[Opening The data section]

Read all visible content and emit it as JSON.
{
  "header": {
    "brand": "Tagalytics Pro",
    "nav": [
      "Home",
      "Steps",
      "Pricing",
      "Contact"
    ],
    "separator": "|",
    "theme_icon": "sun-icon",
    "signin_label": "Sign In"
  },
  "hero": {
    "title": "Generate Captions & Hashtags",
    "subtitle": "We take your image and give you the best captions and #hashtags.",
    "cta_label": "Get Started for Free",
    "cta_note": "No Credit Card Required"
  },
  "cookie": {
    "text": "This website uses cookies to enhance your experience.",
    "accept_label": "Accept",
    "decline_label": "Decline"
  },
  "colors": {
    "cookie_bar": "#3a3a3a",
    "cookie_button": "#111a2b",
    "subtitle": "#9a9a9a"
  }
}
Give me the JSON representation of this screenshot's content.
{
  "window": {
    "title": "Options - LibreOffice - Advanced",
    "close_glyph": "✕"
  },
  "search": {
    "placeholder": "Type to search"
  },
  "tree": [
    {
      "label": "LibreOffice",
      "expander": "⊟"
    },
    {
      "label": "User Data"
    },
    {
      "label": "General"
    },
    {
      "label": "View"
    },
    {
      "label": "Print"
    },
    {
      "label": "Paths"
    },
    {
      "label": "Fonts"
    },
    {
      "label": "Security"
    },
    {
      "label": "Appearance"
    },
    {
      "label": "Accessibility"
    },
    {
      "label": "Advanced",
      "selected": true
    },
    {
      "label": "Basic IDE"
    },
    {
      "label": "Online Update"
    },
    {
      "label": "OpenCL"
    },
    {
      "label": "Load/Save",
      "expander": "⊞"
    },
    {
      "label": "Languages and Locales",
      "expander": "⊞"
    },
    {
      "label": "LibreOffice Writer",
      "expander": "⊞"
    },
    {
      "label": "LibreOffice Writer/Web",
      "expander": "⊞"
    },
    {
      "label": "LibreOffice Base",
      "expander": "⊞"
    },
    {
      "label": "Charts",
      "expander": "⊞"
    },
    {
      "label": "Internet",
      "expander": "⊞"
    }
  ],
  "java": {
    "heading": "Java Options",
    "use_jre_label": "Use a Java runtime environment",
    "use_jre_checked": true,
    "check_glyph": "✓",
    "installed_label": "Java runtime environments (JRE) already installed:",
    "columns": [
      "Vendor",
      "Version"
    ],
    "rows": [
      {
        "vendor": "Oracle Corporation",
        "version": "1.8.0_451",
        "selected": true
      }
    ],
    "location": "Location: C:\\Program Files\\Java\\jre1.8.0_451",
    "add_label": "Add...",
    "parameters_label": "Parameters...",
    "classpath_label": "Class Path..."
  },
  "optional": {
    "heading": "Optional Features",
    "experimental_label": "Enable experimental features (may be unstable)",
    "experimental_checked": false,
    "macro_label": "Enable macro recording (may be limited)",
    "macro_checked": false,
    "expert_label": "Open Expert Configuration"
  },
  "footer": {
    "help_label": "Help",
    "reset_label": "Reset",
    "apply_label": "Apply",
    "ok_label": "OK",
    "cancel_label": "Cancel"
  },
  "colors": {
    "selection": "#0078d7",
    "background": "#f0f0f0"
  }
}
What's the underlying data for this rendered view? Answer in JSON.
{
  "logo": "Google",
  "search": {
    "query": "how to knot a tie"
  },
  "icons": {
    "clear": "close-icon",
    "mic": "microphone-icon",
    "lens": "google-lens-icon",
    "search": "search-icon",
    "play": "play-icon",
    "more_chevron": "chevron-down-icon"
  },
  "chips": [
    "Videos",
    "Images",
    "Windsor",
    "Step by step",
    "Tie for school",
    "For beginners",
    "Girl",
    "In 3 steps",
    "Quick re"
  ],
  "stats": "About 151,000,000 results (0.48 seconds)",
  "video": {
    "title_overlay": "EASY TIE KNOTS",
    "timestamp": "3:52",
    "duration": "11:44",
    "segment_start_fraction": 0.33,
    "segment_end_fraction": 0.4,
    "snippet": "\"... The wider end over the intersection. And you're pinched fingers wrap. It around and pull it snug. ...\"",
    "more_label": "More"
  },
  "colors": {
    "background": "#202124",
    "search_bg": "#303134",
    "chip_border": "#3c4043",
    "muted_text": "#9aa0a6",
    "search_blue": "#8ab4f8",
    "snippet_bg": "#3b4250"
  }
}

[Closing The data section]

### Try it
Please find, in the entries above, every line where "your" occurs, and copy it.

### Task answer
    "subtitle": "We take your image and give you the best captions and #hashtags.",
    "text": "This website uses cookies to enhance your experience.",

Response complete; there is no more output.